• **Task requirements**
Print the whole listing exactly.

• **Listed entries**
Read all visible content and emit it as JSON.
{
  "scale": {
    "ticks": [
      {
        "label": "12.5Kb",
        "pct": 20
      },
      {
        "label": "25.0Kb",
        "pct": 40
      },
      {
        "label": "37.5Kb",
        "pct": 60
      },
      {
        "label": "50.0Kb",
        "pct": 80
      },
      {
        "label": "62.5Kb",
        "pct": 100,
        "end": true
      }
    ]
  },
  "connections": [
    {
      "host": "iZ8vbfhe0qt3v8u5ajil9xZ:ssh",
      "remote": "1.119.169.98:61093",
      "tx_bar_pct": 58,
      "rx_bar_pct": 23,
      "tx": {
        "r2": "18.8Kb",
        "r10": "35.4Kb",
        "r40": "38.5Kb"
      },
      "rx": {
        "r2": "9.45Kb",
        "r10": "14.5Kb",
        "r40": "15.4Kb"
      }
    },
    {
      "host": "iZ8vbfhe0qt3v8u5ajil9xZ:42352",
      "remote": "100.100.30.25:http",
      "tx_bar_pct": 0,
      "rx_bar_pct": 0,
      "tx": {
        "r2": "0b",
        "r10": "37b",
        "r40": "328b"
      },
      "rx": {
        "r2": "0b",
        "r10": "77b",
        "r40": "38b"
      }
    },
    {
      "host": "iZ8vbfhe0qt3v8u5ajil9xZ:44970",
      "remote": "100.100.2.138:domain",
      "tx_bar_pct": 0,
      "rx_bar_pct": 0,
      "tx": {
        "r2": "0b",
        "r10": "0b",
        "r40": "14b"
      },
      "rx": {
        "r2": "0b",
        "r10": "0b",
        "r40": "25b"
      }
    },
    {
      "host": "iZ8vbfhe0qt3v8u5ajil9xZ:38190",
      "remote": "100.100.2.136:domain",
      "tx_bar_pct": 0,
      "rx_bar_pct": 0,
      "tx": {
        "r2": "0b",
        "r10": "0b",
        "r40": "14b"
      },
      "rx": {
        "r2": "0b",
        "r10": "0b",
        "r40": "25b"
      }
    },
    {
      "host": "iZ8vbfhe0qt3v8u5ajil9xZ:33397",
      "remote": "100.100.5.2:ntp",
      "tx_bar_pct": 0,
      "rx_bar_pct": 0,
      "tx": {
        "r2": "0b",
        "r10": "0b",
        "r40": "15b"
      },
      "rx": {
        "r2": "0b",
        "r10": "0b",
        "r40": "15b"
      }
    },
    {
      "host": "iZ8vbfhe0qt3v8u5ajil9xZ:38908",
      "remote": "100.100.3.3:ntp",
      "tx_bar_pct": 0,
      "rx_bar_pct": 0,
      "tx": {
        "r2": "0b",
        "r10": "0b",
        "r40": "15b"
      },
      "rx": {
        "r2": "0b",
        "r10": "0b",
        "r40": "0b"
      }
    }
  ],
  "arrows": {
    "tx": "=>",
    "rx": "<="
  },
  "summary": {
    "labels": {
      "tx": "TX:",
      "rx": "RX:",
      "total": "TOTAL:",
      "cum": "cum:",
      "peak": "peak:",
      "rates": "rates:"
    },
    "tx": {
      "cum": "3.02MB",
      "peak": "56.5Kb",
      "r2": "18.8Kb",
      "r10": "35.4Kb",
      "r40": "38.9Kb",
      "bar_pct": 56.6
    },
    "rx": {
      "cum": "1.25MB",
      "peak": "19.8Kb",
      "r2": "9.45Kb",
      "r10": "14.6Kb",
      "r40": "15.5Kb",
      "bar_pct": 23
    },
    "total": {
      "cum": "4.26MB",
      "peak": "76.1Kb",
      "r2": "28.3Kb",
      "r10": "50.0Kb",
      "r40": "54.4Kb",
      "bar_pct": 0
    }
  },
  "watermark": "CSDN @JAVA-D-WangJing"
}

• **Solution for this exercise**
Read all visible content and emit it as JSON.
{
  "scale": {
    "ticks": [
      {
        "label": "12.5Kb",
        "pct": 20
      },
      {
        "label": "25.0Kb",
        "pct": 40
      },
      {
        "label": "37.5Kb",
        "pct": 60
      },
      {
        "label": "50.0Kb",
        "pct": 80
      },
      {
        "label": "62.5Kb",
        "pct": 100,
        "end": true
      }
    ]
  },
  "connections": [
    {
      "host": "iZ8vbfhe0qt3v8u5ajil9xZ:ssh",
      "remote": "1.119.169.98:61093",
      "tx_bar_pct": 58,
      "rx_bar_pct": 23,
      "tx": {
        "r2": "18.8Kb",
        "r10": "35.4Kb",
        "r40": "38.5Kb"
      },
      "rx": {
        "r2": "9.45Kb",
        "r10": "14.5Kb",
        "r40": "15.4Kb"
      }
    },
    {
      "host": "iZ8vbfhe0qt3v8u5ajil9xZ:42352",
      "remote": "100.100.30.25:http",
      "tx_bar_pct": 0,
      "rx_bar_pct": 0,
      "tx": {
        "r2": "0b",
        "r10": "37b",
        "r40": "328b"
      },
      "rx": {
        "r2": "0b",
        "r10": "77b",
        "r40": "38b"
      }
    },
    {
      "host": "iZ8vbfhe0qt3v8u5ajil9xZ:44970",
      "remote": "100.100.2.138:domain",
      "tx_bar_pct": 0,
      "rx_bar_pct": 0,
      "tx": {
        "r2": "0b",
        "r10": "0b",
        "r40": "14b"
      },
      "rx": {
        "r2": "0b",
        "r10": "0b",
        "r40": "25b"
      }
    },
    {
      "host": "iZ8vbfhe0qt3v8u5ajil9xZ:38190",
      "remote": "100.100.2.136:domain",
      "tx_bar_pct": 0,
      "rx_bar_pct": 0,
      "tx": {
        "r2": "0b",
        "r10": "0b",
        "r40": "14b"
      },
      "rx": {
        "r2": "0b",
        "r10": "0b",
        "r40": "25b"
      }
    },
    {
      "host": "iZ8vbfhe0qt3v8u5ajil9xZ:33397",
      "remote": "100.100.5.2:ntp",
      "tx_bar_pct": 0,
      "rx_bar_pct": 0,
      "tx": {
        "r2": "0b",
        "r10": "0b",
        "r40": "15b"
      },
      "rx": {
        "r2": "0b",
        "r10": "0b",
        "r40": "15b"
      }
    },
    {
      "host": "iZ8vbfhe0qt3v8u5ajil9xZ:38908",
      "remote": "100.100.3.3:ntp",
      "tx_bar_pct": 0,
      "rx_bar_pct": 0,
      "tx": {
        "r2": "0b",
        "r10": "0b",
        "r40": "15b"
      },
      "rx": {
        "r2": "0b",
        "r10": "0b",
        "r40": "0b"
      }
    }
  ],
  "arrows": {
    "tx": "=>",
    "rx": "<="
  },
  "summary": {
    "labels": {
      "tx": "TX:",
      "rx": "RX:",
      "total": "TOTAL:",
      "cum": "cum:",
      "peak": "peak:",
      "rates": "rates:"
    },
    "tx": {
      "cum": "3.02MB",
      "peak": "56.5Kb",
      "r2": "18.8Kb",
      "r10": "35.4Kb",
      "r40": "38.9Kb",
      "bar_pct": 56.6
    },
    "rx": {
      "cum": "1.25MB",
      "peak": "19.8Kb",
      "r2": "9.45Kb",
      "r10": "14.6Kb",
      "r40": "15.5Kb",
      "bar_pct": 23
    },
    "total": {
      "cum": "4.26MB",
      "peak": "76.1Kb",
      "r2": "28.3Kb",
      "r10": "50.0Kb",
      "r40": "54.4Kb",
      "bar_pct": 0
    }
  },
  "watermark": "CSDN @JAVA-D-WangJing"
}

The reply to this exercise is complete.